Copy the data exactly, pictures aside.

Segment Start: Data records

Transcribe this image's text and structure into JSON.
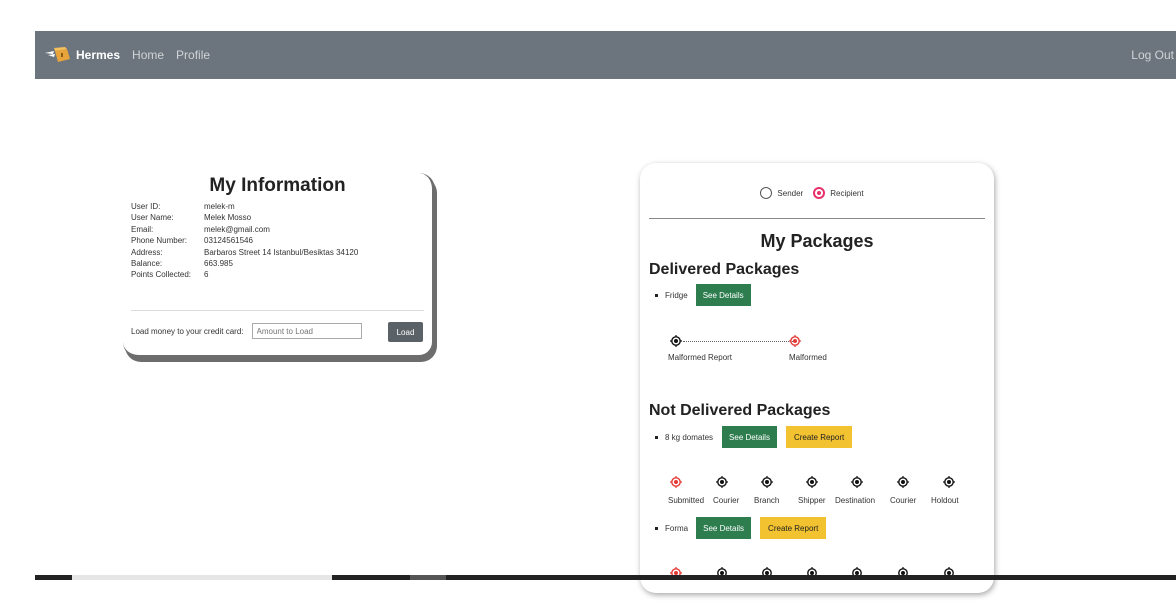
{
  "navbar": {
    "brand": "Hermes",
    "links": [
      "Home",
      "Profile"
    ],
    "logout": "Log Out"
  },
  "info": {
    "title": "My Information",
    "rows": [
      {
        "k": "User ID:",
        "v": "melek-m"
      },
      {
        "k": "User Name:",
        "v": "Melek Mosso"
      },
      {
        "k": "Email:",
        "v": "melek@gmail.com"
      },
      {
        "k": "Phone Number:",
        "v": "03124561546"
      },
      {
        "k": "Address:",
        "v": "Barbaros Street 14 Istanbul/Besiktas 34120"
      },
      {
        "k": "Balance:",
        "v": "663.985"
      },
      {
        "k": "Points Collected:",
        "v": "6"
      }
    ],
    "load_label": "Load money to your credit card:",
    "load_placeholder": "Amount to Load",
    "load_button": "Load"
  },
  "packages": {
    "radio_sender": "Sender",
    "radio_recipient": "Recipient",
    "selected": "Recipient",
    "title": "My Packages",
    "delivered_title": "Delivered Packages",
    "not_delivered_title": "Not Delivered Packages",
    "see_details": "See Details",
    "create_report": "Create Report",
    "delivered": [
      {
        "name": "Fridge",
        "steps": [
          "Malformed Report",
          "Malformed"
        ]
      }
    ],
    "not_delivered": [
      {
        "name": "8 kg domates",
        "steps": [
          "Submitted",
          "Courier",
          "Branch",
          "Shipper",
          "Destination",
          "Courier",
          "Holdout"
        ]
      },
      {
        "name": "Forma"
      }
    ]
  },
  "colors": {
    "navbar": "#6c757d",
    "green": "#2e7d4f",
    "yellow": "#f2c230",
    "active_step": "#e53935",
    "radio_selected": "#e8306b"
  }
}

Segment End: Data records

→ Completed exercise:
Transcribe this image's text and structure into JSON.
{
  "navbar": {
    "brand": "Hermes",
    "links": [
      "Home",
      "Profile"
    ],
    "logout": "Log Out"
  },
  "info": {
    "title": "My Information",
    "rows": [
      {
        "k": "User ID:",
        "v": "melek-m"
      },
      {
        "k": "User Name:",
        "v": "Melek Mosso"
      },
      {
        "k": "Email:",
        "v": "melek@gmail.com"
      },
      {
        "k": "Phone Number:",
        "v": "03124561546"
      },
      {
        "k": "Address:",
        "v": "Barbaros Street 14 Istanbul/Besiktas 34120"
      },
      {
        "k": "Balance:",
        "v": "663.985"
      },
      {
        "k": "Points Collected:",
        "v": "6"
      }
    ],
    "load_label": "Load money to your credit card:",
    "load_placeholder": "Amount to Load",
    "load_button": "Load"
  },
  "packages": {
    "radio_sender": "Sender",
    "radio_recipient": "Recipient",
    "selected": "Recipient",
    "title": "My Packages",
    "delivered_title": "Delivered Packages",
    "not_delivered_title": "Not Delivered Packages",
    "see_details": "See Details",
    "create_report": "Create Report",
    "delivered": [
      {
        "name": "Fridge",
        "steps": [
          "Malformed Report",
          "Malformed"
        ]
      }
    ],
    "not_delivered": [
      {
        "name": "8 kg domates",
        "steps": [
          "Submitted",
          "Courier",
          "Branch",
          "Shipper",
          "Destination",
          "Courier",
          "Holdout"
        ]
      },
      {
        "name": "Forma"
      }
    ]
  },
  "colors": {
    "navbar": "#6c757d",
    "green": "#2e7d4f",
    "yellow": "#f2c230",
    "active_step": "#e53935",
    "radio_selected": "#e8306b"
  }
}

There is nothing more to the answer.